-- DATA follows --
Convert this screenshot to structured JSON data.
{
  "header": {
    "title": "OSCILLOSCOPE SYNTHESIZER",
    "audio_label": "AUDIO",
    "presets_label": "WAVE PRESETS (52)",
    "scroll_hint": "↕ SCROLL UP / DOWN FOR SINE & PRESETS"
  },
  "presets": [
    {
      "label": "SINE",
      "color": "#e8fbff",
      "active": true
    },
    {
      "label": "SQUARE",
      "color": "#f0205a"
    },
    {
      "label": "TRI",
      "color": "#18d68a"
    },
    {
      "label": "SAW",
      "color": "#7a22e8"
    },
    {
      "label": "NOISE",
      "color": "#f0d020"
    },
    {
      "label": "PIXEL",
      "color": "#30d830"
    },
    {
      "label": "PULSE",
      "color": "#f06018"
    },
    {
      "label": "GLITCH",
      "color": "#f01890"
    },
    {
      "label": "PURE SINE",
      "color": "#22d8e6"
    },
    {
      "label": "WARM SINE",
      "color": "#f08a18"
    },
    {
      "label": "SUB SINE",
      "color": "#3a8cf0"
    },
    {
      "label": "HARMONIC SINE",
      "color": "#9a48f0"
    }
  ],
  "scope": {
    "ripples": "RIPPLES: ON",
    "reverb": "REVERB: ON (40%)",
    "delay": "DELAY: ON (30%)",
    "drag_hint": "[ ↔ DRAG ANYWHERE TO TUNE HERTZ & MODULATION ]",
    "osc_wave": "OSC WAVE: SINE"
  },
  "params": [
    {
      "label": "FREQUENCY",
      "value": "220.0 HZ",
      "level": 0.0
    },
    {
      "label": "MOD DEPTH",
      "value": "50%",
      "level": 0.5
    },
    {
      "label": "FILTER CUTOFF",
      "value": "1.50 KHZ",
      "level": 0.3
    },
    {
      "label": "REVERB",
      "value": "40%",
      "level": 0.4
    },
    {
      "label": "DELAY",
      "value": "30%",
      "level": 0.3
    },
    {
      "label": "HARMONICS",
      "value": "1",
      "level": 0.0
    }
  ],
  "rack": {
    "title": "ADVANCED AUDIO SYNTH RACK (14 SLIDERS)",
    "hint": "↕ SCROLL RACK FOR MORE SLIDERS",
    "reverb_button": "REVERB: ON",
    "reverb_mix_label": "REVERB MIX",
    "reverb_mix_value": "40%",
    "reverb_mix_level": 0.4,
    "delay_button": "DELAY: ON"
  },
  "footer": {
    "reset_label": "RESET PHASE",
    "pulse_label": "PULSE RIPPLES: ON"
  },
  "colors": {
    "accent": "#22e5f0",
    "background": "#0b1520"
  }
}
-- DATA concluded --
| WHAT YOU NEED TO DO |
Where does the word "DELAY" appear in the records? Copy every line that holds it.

| SOLUTION FOR THIS PROBLEM |
    "delay": "DELAY: ON (30%)",
      "label": "DELAY",
    "delay_button": "DELAY: ON"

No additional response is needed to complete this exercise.